_Work instruction_
Print out the records in full, keeping each word unchanged.

Component data from apps and pages
■ ■ ■
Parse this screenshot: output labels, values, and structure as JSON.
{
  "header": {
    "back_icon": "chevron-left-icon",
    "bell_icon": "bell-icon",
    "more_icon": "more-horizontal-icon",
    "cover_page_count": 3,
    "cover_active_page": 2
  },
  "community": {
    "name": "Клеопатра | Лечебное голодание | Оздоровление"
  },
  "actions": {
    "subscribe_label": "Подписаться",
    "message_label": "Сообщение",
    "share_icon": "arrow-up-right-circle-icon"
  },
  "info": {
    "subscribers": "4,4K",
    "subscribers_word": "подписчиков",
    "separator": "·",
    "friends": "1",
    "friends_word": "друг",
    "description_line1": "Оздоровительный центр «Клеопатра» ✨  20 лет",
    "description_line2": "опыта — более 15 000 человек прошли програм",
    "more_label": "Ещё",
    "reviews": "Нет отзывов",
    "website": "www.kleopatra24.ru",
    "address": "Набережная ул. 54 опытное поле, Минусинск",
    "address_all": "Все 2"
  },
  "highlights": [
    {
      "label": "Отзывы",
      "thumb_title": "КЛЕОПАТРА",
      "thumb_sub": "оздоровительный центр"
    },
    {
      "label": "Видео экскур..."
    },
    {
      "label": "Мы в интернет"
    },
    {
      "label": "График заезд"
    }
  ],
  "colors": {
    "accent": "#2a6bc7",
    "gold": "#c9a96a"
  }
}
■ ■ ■
_Exercise result_
Parse this screenshot: output labels, values, and structure as JSON.
{
  "header": {
    "back_icon": "chevron-left-icon",
    "bell_icon": "bell-icon",
    "more_icon": "more-horizontal-icon",
    "cover_page_count": 3,
    "cover_active_page": 2
  },
  "community": {
    "name": "Клеопатра | Лечебное голодание | Оздоровление"
  },
  "actions": {
    "subscribe_label": "Подписаться",
    "message_label": "Сообщение",
    "share_icon": "arrow-up-right-circle-icon"
  },
  "info": {
    "subscribers": "4,4K",
    "subscribers_word": "подписчиков",
    "separator": "·",
    "friends": "1",
    "friends_word": "друг",
    "description_line1": "Оздоровительный центр «Клеопатра» ✨  20 лет",
    "description_line2": "опыта — более 15 000 человек прошли програм",
    "more_label": "Ещё",
    "reviews": "Нет отзывов",
    "website": "www.kleopatra24.ru",
    "address": "Набережная ул. 54 опытное поле, Минусинск",
    "address_all": "Все 2"
  },
  "highlights": [
    {
      "label": "Отзывы",
      "thumb_title": "КЛЕОПАТРА",
      "thumb_sub": "оздоровительный центр"
    },
    {
      "label": "Видео экскур..."
    },
    {
      "label": "Мы в интернет"
    },
    {
      "label": "График заезд"
    }
  ],
  "colors": {
    "accent": "#2a6bc7",
    "gold": "#c9a96a"
  }
}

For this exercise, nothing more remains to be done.